Wednesday, February 1, 2012

Doing It Right

Photo: Lee Jeffries

Recently I ran a post on the ironies of B&W photography which featured some "beautifully lit homeless photos" I had shot on the run. Homelessness, as in so many other major cities worldwide, is rampant here in San Francisco. And homelessness as a photo "project" is often every bit as ubiquitous, exploitative and overdone. And yet, on those ever so rare occasions when it's real, one can still sense the originality, as well as the genuine emotion inherent in work that is both authentic and true. I'm not a great fan of tightly cropped portraits, but many of these do succeed, and of those that do, I haven't seen work as soulful and transcendent since Robert Bergman's A Kind Of Rapture.

Photo: Lee Jeffries

Lee Jeffries could have kept on walking, instead he chose to enter the very world he chose to photograph, not as voyeur, but as witness- and fellow human. You may dismissively conclude that he just takes pretty pictures of "unfortunates," but his photographs speak well beyond that, as do his personal interactions with those he photographs. If he's guilty of anything, it's of recognizing the innate beauty and humanity we all possess, and demonstrating beyond doubt that it lives within us all- no matter how much we choose to ignore or deny it.

Photo: Lee Jeffries


Noah Beil said...


His story about trying to connect with his subjects is admirable, but I don't see an ethical human connection in the photographs.

He wants his audience to know "these people are just like me and you," but I wouldn't want a portrait of me with snot running down my face posted on the internet. Would you? He's exploiting these people, even if it's raising money for a good cause.


Stan B. said...

I think his portraits walk a fine line- no doubt. And I do think some of his portraits a bit manipulative (particularly in terms of technique)- and have no problem seeing how others find themselves on the other siide of that line. That said, I think the majority of this work is quite formidable, and rings true.

One can't escape the eyes in these portraits, the looks of many are simply transcendent, to one degree or another. And to get that look, even that basic level of connection, from a group of people we often willingly choose to ignore on a daily basis, or even look upon as somehow slightly less than human, I think speaks to his behalf- and to theirs.

Eric Rose said...

I enjoyed the portraits Bill Jay did of some homeless folks he befriended on his daily walks. They were published in Lenswork, not sure if they are on the net. Since his passing his website has not been updated to even reflect the fact that he is no longer.

Stan B. said...

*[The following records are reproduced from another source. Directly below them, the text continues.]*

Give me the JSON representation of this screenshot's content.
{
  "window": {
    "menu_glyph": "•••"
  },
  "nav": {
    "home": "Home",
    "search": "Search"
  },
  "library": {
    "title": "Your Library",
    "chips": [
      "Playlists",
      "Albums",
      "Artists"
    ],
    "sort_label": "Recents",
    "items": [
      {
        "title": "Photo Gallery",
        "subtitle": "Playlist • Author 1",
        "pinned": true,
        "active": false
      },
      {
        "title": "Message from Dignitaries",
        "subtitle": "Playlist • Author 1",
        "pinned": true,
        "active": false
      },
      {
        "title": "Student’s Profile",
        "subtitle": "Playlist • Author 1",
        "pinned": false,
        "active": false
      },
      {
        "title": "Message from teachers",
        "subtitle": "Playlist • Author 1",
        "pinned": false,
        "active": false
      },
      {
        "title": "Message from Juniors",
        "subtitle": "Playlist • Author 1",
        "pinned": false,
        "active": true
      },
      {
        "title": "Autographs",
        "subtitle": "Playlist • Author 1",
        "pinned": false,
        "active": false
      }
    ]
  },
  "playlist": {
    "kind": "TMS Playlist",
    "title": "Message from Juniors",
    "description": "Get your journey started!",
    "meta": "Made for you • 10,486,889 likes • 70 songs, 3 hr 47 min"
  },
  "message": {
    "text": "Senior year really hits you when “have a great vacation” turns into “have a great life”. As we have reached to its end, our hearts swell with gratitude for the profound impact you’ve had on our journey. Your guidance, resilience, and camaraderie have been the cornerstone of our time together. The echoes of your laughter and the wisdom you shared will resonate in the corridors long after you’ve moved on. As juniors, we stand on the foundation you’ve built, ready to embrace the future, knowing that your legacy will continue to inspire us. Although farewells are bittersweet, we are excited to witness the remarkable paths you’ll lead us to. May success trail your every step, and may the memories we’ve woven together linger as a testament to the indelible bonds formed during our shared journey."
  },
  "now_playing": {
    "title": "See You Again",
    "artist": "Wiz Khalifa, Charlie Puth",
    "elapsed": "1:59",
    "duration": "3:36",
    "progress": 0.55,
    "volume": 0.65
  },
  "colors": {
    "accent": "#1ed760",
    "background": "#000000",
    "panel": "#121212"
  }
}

I'm sure there have been quite a few well done essays on homelessness throughout the... decades. And the massive evictions resulting from the housing crisis brought on by the 2008 recession have created an entirely "new class" of homelessness whose faces are not those of the more hardened, more "traditional" faces we have come to associate with the term. They're the faces of our neighbors... people who tend to look more like "us," and those faces are often those of children. I'm sure those essays are currently being shot and perhaps some reading this are already aware of others that have already been published.

I may not have explained myself very clearly in my initial comment (during lunch). Despite my own initial apprehensions as to how the homeless are portrayed in this particular essay (almost as illuminated religious icons from the Renaissance), the bottom line is that in spite of those particular aesthetics (as marvelous and manipulative as they may be), these photographs actively serve to remind the viewer that despite the dirt and grime, despite the threateningly hard times etched into every pore of their skin, one can still look directly into their eyes, and discern without doubt that the light is still on, their humanity worthy of our notice and concern.